*** Data shown Section Begins ***

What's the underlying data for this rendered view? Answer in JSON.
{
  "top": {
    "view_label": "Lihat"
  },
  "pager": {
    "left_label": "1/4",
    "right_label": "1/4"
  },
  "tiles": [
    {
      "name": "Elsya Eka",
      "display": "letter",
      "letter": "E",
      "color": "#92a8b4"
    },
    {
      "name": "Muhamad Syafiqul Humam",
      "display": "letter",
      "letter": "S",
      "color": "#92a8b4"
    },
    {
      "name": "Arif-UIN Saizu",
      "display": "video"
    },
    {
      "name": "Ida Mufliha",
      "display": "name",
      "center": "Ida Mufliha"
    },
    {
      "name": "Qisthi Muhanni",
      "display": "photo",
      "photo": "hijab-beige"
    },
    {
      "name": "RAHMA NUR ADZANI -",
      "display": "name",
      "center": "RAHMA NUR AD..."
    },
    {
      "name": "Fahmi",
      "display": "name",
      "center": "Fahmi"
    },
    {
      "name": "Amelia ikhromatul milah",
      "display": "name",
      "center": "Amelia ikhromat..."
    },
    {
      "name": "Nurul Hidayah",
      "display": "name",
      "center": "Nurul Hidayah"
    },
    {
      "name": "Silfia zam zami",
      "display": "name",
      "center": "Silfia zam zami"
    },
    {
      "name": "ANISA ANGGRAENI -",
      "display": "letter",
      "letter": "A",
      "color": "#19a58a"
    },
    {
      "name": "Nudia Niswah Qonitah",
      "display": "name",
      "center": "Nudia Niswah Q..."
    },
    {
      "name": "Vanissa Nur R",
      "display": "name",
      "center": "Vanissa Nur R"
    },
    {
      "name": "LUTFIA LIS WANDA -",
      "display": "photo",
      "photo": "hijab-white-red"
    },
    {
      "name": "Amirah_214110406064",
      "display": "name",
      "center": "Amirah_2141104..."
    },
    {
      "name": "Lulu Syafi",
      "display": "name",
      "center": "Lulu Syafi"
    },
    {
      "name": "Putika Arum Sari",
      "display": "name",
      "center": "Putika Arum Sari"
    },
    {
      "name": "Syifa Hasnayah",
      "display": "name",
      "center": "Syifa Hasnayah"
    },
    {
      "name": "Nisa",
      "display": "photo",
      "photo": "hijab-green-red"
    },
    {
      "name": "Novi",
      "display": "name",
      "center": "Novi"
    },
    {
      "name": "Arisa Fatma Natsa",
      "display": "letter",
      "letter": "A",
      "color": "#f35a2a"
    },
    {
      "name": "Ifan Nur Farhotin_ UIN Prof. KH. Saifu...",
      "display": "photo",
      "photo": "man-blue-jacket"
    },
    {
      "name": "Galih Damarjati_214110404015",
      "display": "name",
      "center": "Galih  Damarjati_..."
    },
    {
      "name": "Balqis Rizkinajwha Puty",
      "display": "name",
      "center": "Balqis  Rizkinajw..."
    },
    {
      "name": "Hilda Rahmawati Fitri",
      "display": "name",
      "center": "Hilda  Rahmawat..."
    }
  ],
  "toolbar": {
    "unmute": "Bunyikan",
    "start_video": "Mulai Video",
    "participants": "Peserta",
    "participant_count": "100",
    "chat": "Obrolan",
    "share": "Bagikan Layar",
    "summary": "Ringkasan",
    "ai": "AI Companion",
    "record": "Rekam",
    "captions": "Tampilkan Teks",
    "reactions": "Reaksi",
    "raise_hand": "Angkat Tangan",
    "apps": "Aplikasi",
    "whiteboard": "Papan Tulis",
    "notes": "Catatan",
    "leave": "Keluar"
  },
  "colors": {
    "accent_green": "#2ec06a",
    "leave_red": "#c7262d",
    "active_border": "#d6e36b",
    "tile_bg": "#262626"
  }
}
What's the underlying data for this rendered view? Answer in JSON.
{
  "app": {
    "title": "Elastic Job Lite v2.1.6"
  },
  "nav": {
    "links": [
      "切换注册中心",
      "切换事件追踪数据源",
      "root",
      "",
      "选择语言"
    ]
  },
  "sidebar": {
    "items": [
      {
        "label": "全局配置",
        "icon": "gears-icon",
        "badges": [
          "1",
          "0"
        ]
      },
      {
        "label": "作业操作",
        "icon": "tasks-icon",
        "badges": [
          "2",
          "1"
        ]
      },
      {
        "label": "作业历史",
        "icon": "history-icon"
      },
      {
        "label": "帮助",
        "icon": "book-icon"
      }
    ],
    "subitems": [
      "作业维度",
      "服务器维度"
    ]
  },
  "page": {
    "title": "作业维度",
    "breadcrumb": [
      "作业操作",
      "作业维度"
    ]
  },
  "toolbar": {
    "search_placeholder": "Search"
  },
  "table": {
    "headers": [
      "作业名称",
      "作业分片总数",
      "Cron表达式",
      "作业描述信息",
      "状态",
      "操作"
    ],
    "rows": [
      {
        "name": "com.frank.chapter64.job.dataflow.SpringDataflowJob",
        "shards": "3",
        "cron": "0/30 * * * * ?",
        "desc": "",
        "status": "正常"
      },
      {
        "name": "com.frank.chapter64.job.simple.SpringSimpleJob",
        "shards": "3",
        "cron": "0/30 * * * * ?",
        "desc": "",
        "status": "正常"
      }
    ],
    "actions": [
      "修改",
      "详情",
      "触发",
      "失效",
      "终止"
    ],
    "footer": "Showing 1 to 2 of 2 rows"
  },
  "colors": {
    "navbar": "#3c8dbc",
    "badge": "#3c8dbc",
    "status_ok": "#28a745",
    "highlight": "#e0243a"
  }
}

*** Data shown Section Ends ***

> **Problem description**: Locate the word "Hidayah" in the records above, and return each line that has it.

> **Answer box**:
      "name": "Nurul Hidayah",
      "center": "Nurul Hidayah"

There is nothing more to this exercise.